The Lamy AL-star is a minimalistic, yet stylish, fountain pen. The look is similar to the all-plastic Lamy Safari, but with a metal barrel that comes in several color variants. It utilizes the Lamy T10 ink refill cartridges that, like the pen body, come in a number of different colors. A plunger style converter, the Lamy Z26, allows you to use other inks, as well.
My Lamy AL-star tends to be my letter writing and journaling pen. I purchased an Al-star with the fine point, which best suits my writing style. The nib is tough and doesn’t show signs of wear after several years of use. Ink flows smoothly and consistently, though, like many fountain pen inks, takes some time to dry. When using it, I tend to keep a blotter on hand in case I write faster than it dries, which is often.
A well placed port on either side of the pen allows a quick assessment of ink levels in the pen, a handy feature for those who write often.
When I saw this pen, I worried the barrel was thicker than I liked. The beveled grip alleviates this issue and it turns out to be quite comfortable, even when writing for extended periods of time. The aluminum barrel isn’t that thick and proves to be quite light. I have, infrequently, taken this pen out with me camping or on photo shoots, and find that the aluminum barrel, while fairly thin, fares quite well. It has a couple small scratches and one tiny dent, but these do not detract from the simple elegance of the pen.
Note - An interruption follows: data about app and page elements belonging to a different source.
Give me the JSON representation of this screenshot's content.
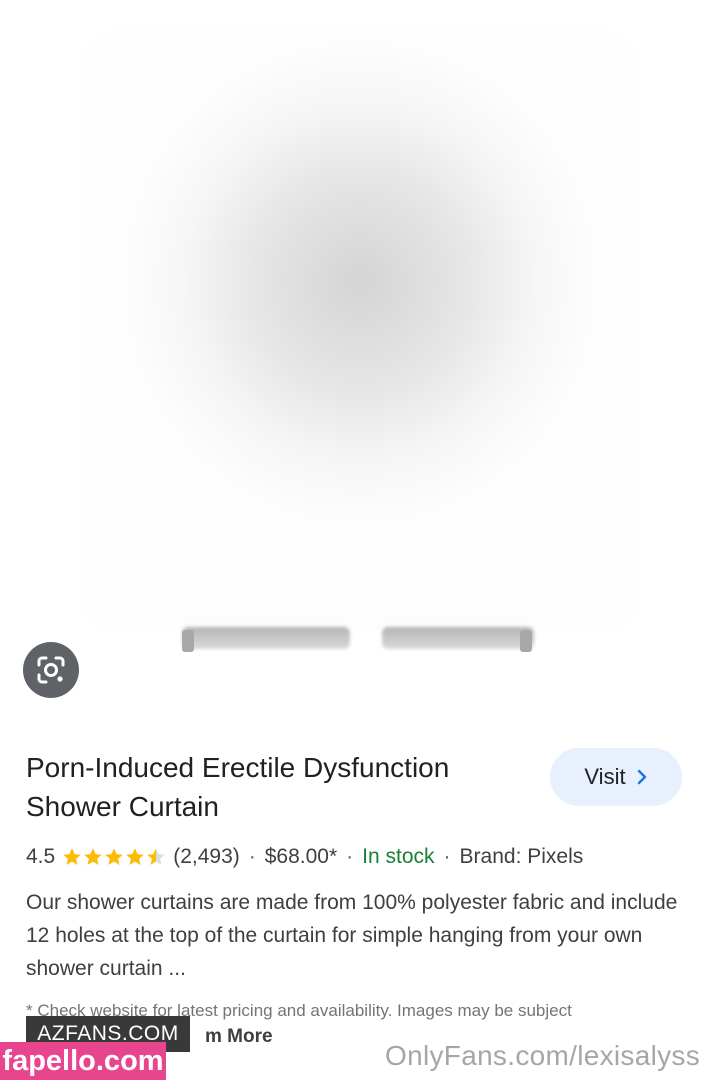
{
  "product": {
    "title": "Porn-Induced Erectile Dysfunction Shower Curtain",
    "visit_label": "Visit",
    "rating": "4.5",
    "rating_value": 4.5,
    "rating_max": 5,
    "review_count": "(2,493)",
    "price": "$68.00*",
    "stock": "In stock",
    "brand": "Brand: Pixels",
    "separator": "·",
    "description": "Our shower curtains are made from 100% polyester fabric and include 12 holes at the top of the curtain for simple hanging from your own shower curtain ...",
    "disclaimer": "* Check website for latest pricing and availability. Images may be subject",
    "learn_more": "m More"
  },
  "watermarks": {
    "azfans": "AZFANS.COM",
    "fapello": "fapello.com",
    "onlyfans": "OnlyFans.com/lexisalyss"
  },
  "colors": {
    "star": "#fbbc04",
    "in_stock": "#188038",
    "visit_bg": "#e8f0fe",
    "lens_bg": "#5f6368",
    "fapello_bg": "#e8458f"
  },
  "icons": {
    "lens": "google-lens-icon",
    "visit_arrow": "chevron-right-icon",
    "star": "star-icon"
  }
}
The Al-star cleans easily in warm water, and I do recommend it from time to time. I’ve found that if I leave mine sitting for extended periods (say, a few weeks) the ink in the nib has a tendency to dry and clog. I recommend distilled water, particularly if you, like me, have very hard water at the tap.
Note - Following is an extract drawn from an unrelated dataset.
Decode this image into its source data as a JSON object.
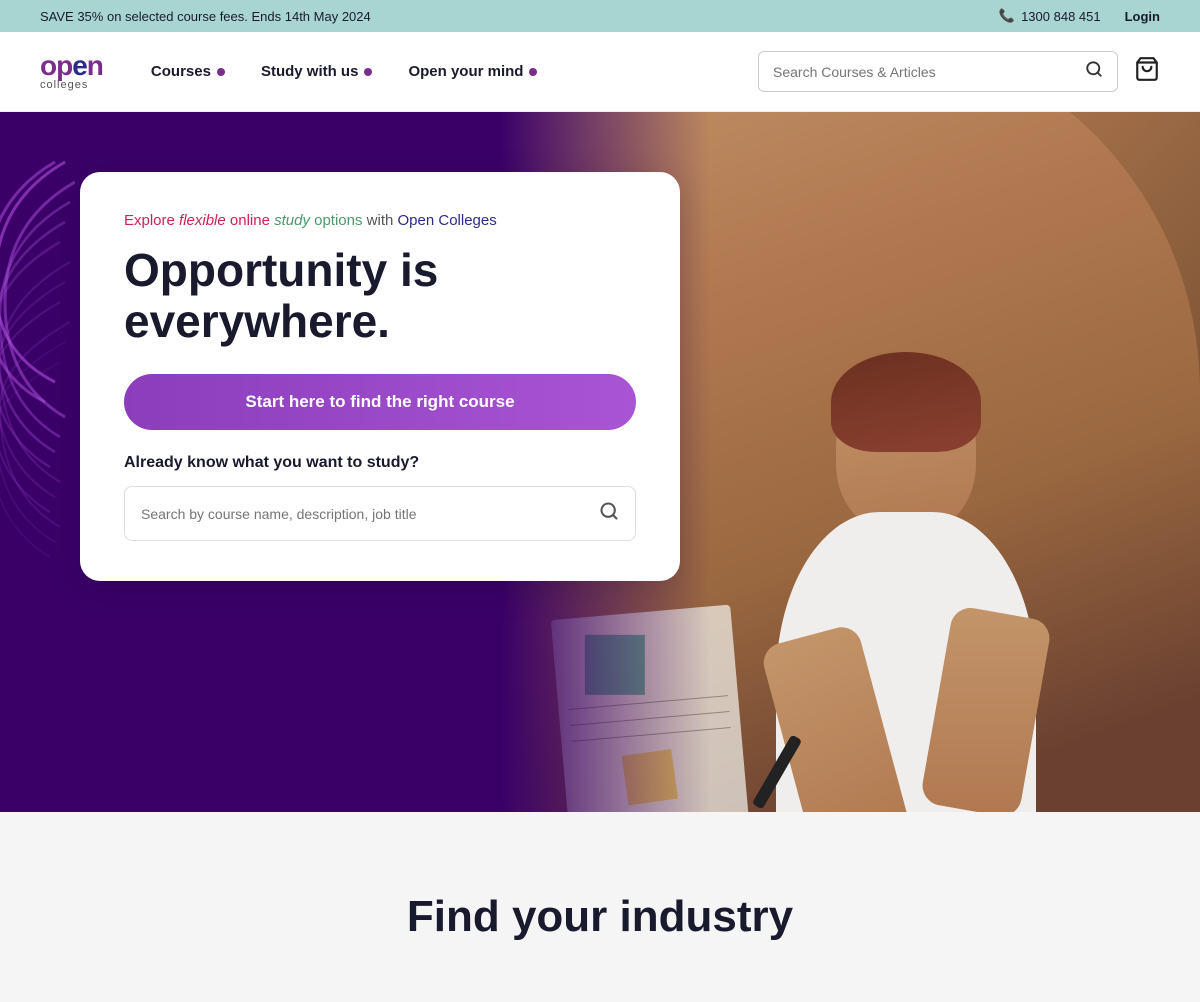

Lamy, itself, is an innovative company that I hope to profile in a future article. The Lamy Al-star was my introduction to the company, and I have since purchased several more of their models, all of which I have been pleased with.